Nitti is a tax partner with the Aspen, CO-based accounting firm, WitmumSmithBrown, PC. He spoke on June 13 at the AICPA ENGAGE 2017 conference, held in Las Vegas.
“Tax policy is going to be at the forefront of pub consciousness over the next few months,” Nitti said.
Nitti went through Trump’s agenda and the changes it would have for those with significant S-corporation earnings. He also reviewed some recent legal cases and their implications for S-corporation owners and shareholders.
Tax reform and its impact on subchapter-S corporations
Nitti reviewed the key elements of Trump’s proposed tax reform:
- The tax rate would decrease from 35% to 15% for C corporations;
- For pass-through entities (partnerships, LLCs and sole proprietorships), tax rates go from 43.4% to 15%;
- It would repeal the 3.8% net-income investment tax (NII), which would reduce the tax on S-corporation income and on S-corporation capital gains if a company is sold;
- There would be a one-time “repatriation” tax of 10% on off-shore earnings; and

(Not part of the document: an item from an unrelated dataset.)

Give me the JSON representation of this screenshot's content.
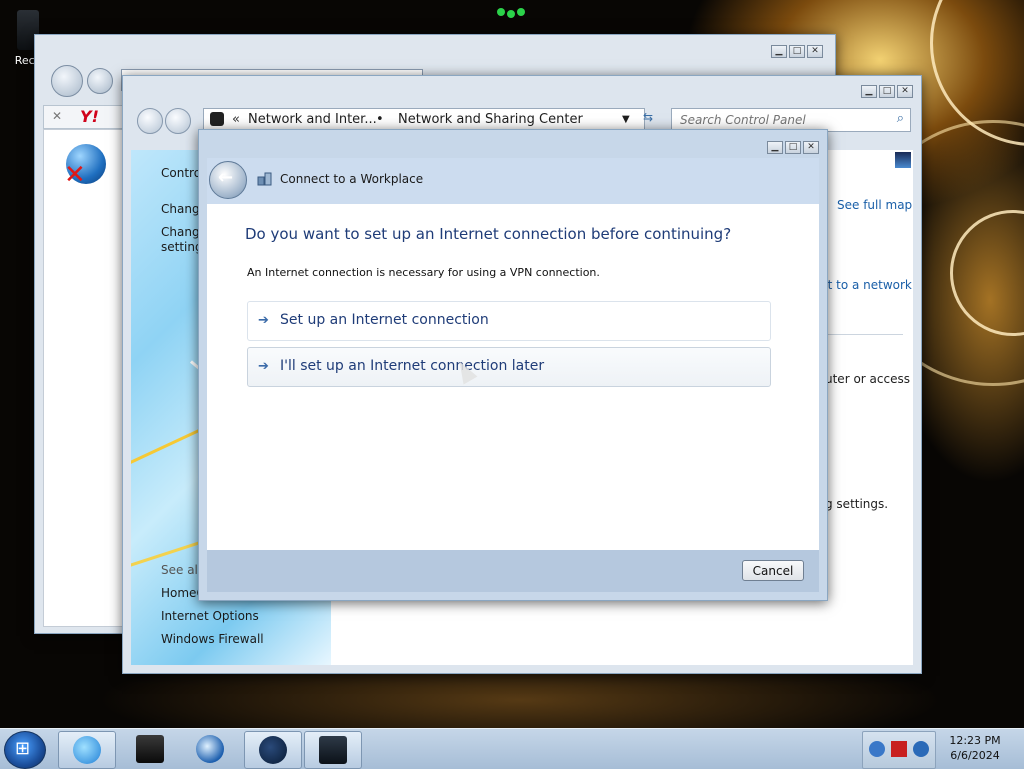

- The worldwide taxation system would change so that U.S. taxpayers would pay taxes in the country where income is earned instead of in the U.S.
A key element, Nitti said, is that there would be a 15% unified business tax rate, which would apply to S-corporation income and to partnerships, LLCs and sole proprietorships.
“But,” he warned, “there is no proposed legislation and no detail.”
Nitti said that one could sell an S corporation to escape the 3.8% NIII tax in 2018, based on the Obamacare repeal act which would take effect January 1, 2018.
The unified business rate is the most controversial aspect of Trump’s proposal, he said. The idea is that it is a middle-class tax break, but many in that demographic are already paying a rate of around 15%, according to Nitti. “The windfall will be to the wealthy,” he said, who pay at rates in excess of 40%.
He said the other big controversy is that many employees of S-corporations could leave and set up a S-corporation for themselves, lowering their tax rate to 15%. They would also save on self-employment tax. This is an abuse that could give rise to one of the “greatest tax shelters of the modern era,” Nitti said.